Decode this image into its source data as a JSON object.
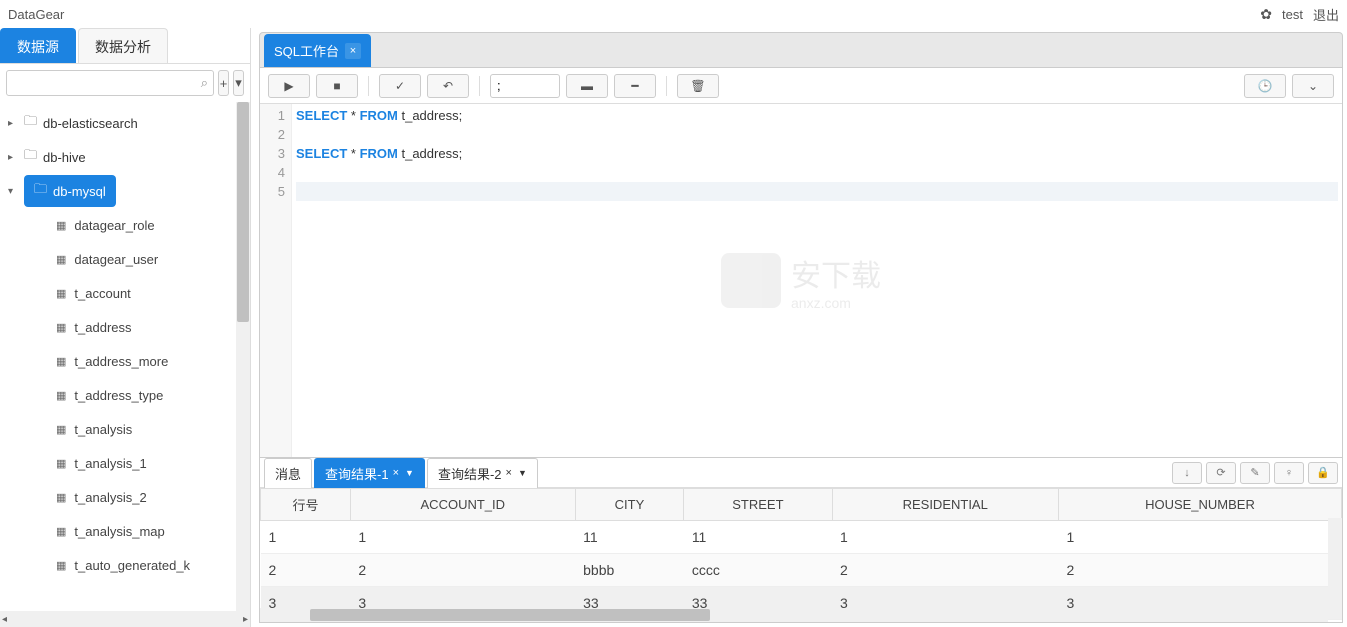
{
  "header": {
    "app_name": "DataGear",
    "user": "test",
    "logout": "退出"
  },
  "left": {
    "tabs": [
      "数据源",
      "数据分析"
    ],
    "tree": {
      "roots": [
        {
          "label": "db-elasticsearch",
          "expanded": false
        },
        {
          "label": "db-hive",
          "expanded": false
        },
        {
          "label": "db-mysql",
          "expanded": true,
          "selected": true
        }
      ],
      "children": [
        "datagear_role",
        "datagear_user",
        "t_account",
        "t_address",
        "t_address_more",
        "t_address_type",
        "t_analysis",
        "t_analysis_1",
        "t_analysis_2",
        "t_analysis_map",
        "t_auto_generated_k"
      ]
    }
  },
  "main_tab": {
    "label": "SQL工作台"
  },
  "toolbar": {
    "delim": ";"
  },
  "editor": {
    "lines": [
      {
        "n": 1,
        "tokens": [
          {
            "t": "SELECT",
            "k": true
          },
          {
            "t": " * ",
            "k": false
          },
          {
            "t": "FROM",
            "k": true
          },
          {
            "t": " t_address;",
            "k": false
          }
        ]
      },
      {
        "n": 2,
        "tokens": []
      },
      {
        "n": 3,
        "tokens": [
          {
            "t": "SELECT",
            "k": true
          },
          {
            "t": " * ",
            "k": false
          },
          {
            "t": "FROM",
            "k": true
          },
          {
            "t": " t_address;",
            "k": false
          }
        ]
      },
      {
        "n": 4,
        "tokens": []
      },
      {
        "n": 5,
        "tokens": [],
        "current": true
      }
    ]
  },
  "watermark": {
    "main": "安下载",
    "sub": "anxz.com"
  },
  "results": {
    "tabs": [
      "消息",
      "查询结果-1",
      "查询结果-2"
    ],
    "active_tab": 1,
    "columns": [
      "行号",
      "ACCOUNT_ID",
      "CITY",
      "STREET",
      "RESIDENTIAL",
      "HOUSE_NUMBER"
    ],
    "rows": [
      [
        "1",
        "1",
        "11",
        "11",
        "1",
        "1"
      ],
      [
        "2",
        "2",
        "bbbb",
        "cccc",
        "2",
        "2"
      ],
      [
        "3",
        "3",
        "33",
        "33",
        "3",
        "3"
      ]
    ]
  }
}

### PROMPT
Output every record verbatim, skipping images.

### YOUR RESPONSE
Decode this image into its source data as a JSON object.
{
  "header": {
    "app_name": "DataGear",
    "user": "test",
    "logout": "退出"
  },
  "left": {
    "tabs": [
      "数据源",
      "数据分析"
    ],
    "tree": {
      "roots": [
        {
          "label": "db-elasticsearch",
          "expanded": false
        },
        {
          "label": "db-hive",
          "expanded": false
        },
        {
          "label": "db-mysql",
          "expanded": true,
          "selected": true
        }
      ],
      "children": [
        "datagear_role",
        "datagear_user",
        "t_account",
        "t_address",
        "t_address_more",
        "t_address_type",
        "t_analysis",
        "t_analysis_1",
        "t_analysis_2",
        "t_analysis_map",
        "t_auto_generated_k"
      ]
    }
  },
  "main_tab": {
    "label": "SQL工作台"
  },
  "toolbar": {
    "delim": ";"
  },
  "editor": {
    "lines": [
      {
        "n": 1,
        "tokens": [
          {
            "t": "SELECT",
            "k": true
          },
          {
            "t": " * ",
            "k": false
          },
          {
            "t": "FROM",
            "k": true
          },
          {
            "t": " t_address;",
            "k": false
          }
        ]
      },
      {
        "n": 2,
        "tokens": []
      },
      {
        "n": 3,
        "tokens": [
          {
            "t": "SELECT",
            "k": true
          },
          {
            "t": " * ",
            "k": false
          },
          {
            "t": "FROM",
            "k": true
          },
          {
            "t": " t_address;",
            "k": false
          }
        ]
      },
      {
        "n": 4,
        "tokens": []
      },
      {
        "n": 5,
        "tokens": [],
        "current": true
      }
    ]
  },
  "watermark": {
    "main": "安下载",
    "sub": "anxz.com"
  },
  "results": {
    "tabs": [
      "消息",
      "查询结果-1",
      "查询结果-2"
    ],
    "active_tab": 1,
    "columns": [
      "行号",
      "ACCOUNT_ID",
      "CITY",
      "STREET",
      "RESIDENTIAL",
      "HOUSE_NUMBER"
    ],
    "rows": [
      [
        "1",
        "1",
        "11",
        "11",
        "1",
        "1"
      ],
      [
        "2",
        "2",
        "bbbb",
        "cccc",
        "2",
        "2"
      ],
      [
        "3",
        "3",
        "33",
        "33",
        "3",
        "3"
      ]
    ]
  }
}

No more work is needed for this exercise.